- DATA SUPPLIED:
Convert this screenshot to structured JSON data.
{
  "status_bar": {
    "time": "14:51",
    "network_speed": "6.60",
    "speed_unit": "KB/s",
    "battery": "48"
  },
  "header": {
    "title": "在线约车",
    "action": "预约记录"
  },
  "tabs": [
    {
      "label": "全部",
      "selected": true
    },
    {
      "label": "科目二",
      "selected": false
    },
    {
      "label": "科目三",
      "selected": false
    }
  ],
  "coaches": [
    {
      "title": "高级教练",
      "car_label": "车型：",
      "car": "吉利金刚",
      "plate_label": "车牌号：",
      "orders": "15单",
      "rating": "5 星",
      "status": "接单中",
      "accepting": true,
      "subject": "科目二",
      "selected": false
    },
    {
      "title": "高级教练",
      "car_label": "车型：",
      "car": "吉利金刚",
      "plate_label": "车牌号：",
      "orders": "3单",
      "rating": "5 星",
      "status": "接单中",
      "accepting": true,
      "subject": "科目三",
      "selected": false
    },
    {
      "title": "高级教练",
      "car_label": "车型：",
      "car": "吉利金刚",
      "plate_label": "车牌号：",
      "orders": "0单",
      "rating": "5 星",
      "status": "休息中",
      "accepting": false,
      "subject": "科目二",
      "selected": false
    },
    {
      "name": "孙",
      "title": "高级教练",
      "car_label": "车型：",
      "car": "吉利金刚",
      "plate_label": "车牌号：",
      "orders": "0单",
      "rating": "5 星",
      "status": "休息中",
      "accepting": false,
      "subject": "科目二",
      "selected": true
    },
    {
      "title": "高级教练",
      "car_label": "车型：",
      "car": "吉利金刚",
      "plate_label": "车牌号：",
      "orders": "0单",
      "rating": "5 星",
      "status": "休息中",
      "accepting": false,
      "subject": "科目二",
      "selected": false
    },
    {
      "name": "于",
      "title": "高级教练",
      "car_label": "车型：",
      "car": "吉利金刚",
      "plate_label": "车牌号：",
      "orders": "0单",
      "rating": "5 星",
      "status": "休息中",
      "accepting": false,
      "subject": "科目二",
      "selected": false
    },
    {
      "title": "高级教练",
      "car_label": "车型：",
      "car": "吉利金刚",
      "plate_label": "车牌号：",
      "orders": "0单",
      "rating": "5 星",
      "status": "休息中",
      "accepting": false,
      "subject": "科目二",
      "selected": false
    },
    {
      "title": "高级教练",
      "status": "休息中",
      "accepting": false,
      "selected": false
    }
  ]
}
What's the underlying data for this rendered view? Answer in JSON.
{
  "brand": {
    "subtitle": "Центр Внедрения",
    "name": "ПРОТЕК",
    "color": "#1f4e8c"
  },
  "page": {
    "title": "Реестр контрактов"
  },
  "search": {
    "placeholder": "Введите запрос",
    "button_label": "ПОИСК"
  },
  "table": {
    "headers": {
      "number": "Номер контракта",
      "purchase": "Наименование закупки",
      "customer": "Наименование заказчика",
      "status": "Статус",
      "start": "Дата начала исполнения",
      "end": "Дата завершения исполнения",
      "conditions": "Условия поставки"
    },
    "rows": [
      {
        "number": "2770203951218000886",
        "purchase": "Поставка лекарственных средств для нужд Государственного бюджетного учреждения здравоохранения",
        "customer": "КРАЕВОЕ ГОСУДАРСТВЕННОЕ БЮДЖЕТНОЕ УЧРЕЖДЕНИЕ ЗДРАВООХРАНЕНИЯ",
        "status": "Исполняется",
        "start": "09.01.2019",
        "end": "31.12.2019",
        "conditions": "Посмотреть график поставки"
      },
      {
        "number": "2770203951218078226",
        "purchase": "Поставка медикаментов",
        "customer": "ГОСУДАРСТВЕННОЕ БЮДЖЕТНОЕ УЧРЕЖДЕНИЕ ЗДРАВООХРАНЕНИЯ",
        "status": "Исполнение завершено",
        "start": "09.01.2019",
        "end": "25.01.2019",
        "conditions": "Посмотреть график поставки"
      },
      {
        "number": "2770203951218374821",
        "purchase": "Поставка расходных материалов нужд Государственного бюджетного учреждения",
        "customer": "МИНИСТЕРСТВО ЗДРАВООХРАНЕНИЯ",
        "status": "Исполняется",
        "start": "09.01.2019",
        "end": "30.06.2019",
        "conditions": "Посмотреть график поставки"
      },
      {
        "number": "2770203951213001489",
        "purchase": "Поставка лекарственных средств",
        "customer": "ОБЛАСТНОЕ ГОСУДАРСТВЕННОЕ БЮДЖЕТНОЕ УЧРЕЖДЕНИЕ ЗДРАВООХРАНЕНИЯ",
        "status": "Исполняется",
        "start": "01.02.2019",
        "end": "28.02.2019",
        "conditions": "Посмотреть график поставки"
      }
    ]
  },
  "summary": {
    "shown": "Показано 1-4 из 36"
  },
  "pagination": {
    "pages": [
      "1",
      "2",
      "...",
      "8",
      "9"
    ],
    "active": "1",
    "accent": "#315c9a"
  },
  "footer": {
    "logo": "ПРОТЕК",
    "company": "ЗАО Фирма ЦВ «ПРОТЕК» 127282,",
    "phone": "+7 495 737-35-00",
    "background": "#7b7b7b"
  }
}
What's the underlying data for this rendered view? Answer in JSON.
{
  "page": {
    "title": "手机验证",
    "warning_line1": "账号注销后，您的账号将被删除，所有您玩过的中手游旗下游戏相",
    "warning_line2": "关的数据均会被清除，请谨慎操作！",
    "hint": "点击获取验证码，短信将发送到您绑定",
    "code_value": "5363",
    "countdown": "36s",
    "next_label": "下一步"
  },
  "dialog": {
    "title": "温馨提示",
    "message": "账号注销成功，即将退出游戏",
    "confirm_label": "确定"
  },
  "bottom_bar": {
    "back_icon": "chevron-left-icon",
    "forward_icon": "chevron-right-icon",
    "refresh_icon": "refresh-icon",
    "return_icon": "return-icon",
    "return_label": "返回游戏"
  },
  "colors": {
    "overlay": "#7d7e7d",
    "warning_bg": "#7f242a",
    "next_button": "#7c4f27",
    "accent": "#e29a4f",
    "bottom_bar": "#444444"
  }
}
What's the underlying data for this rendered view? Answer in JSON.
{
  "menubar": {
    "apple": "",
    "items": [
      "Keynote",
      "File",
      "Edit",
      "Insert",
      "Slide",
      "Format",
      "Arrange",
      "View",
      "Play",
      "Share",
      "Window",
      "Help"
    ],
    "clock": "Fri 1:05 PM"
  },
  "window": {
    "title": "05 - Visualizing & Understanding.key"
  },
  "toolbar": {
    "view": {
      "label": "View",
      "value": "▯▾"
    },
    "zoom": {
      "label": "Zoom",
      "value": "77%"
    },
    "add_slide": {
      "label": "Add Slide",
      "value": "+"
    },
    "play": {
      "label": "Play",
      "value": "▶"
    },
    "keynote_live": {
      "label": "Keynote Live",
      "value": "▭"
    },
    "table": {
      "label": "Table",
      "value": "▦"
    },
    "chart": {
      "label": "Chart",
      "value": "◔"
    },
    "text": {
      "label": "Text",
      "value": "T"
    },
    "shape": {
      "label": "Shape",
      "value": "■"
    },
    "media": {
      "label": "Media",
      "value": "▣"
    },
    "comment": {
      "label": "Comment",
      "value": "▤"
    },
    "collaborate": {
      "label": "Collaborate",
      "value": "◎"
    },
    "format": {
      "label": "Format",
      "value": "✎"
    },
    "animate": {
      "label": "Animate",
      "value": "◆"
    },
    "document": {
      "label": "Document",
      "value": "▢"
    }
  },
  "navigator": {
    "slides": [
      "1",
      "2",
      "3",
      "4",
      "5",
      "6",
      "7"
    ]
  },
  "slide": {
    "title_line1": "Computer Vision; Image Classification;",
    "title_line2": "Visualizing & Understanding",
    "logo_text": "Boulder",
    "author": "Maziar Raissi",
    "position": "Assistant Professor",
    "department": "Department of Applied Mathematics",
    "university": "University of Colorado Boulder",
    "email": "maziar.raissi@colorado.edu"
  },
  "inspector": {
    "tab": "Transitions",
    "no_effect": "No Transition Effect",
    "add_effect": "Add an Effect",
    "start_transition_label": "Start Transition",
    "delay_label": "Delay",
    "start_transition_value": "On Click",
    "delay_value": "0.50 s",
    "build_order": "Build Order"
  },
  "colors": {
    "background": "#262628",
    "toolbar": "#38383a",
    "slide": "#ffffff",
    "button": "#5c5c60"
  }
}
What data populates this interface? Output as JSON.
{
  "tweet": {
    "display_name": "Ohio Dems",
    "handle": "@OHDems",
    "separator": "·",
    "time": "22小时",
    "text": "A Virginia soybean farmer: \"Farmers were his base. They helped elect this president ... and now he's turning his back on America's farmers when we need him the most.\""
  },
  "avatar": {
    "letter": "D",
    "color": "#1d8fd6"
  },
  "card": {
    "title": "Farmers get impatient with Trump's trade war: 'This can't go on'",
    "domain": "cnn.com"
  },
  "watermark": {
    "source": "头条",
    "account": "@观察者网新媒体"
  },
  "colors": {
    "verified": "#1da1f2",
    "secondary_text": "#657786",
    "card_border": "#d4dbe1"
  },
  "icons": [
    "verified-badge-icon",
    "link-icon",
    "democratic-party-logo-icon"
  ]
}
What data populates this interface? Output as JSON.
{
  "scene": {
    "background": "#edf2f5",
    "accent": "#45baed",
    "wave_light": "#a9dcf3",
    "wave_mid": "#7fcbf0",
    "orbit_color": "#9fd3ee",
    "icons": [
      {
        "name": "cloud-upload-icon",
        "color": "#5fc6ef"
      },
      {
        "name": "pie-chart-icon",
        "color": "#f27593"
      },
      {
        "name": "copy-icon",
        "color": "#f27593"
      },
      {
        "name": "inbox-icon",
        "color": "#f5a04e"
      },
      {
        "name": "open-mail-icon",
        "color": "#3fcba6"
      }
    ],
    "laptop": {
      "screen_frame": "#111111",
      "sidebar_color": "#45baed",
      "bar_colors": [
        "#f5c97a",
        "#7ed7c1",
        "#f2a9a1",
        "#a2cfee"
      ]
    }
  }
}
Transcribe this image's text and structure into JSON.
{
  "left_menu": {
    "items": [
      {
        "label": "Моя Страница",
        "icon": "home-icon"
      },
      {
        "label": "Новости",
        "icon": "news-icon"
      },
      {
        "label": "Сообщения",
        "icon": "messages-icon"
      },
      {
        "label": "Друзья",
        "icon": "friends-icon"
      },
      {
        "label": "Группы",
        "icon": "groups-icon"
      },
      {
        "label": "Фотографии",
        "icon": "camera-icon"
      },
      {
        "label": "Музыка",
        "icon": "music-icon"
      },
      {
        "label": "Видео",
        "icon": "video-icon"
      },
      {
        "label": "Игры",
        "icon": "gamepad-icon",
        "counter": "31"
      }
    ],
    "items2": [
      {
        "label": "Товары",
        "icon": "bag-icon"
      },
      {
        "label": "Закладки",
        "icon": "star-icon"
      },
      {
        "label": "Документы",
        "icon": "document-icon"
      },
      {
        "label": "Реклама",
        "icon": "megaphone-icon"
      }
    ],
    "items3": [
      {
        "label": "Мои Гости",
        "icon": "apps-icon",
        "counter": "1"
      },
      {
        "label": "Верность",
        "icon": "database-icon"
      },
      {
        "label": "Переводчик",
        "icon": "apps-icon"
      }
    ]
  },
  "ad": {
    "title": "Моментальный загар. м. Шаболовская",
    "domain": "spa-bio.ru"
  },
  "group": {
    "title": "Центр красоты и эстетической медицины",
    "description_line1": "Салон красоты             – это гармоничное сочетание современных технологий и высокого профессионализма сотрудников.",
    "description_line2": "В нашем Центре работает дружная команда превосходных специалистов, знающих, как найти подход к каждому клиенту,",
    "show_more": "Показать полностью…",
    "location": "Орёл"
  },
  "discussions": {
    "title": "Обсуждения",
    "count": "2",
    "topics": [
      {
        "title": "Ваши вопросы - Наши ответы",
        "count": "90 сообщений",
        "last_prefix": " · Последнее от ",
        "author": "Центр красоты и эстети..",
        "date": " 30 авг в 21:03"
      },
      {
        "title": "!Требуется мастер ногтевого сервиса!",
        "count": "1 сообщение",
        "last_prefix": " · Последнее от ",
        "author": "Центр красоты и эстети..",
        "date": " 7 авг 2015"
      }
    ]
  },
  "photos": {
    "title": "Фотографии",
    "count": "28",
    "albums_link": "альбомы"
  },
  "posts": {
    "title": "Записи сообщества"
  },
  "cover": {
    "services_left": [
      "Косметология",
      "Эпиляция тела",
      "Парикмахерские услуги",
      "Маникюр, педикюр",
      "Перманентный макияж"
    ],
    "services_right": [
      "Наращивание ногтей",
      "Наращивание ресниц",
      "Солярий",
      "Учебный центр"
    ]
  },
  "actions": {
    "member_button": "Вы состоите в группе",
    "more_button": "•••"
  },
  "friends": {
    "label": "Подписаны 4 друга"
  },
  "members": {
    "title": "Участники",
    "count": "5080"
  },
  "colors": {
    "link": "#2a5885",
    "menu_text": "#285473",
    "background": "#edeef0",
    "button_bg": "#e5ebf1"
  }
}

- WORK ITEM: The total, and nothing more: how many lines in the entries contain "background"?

- WRITTEN RESPONSE: 4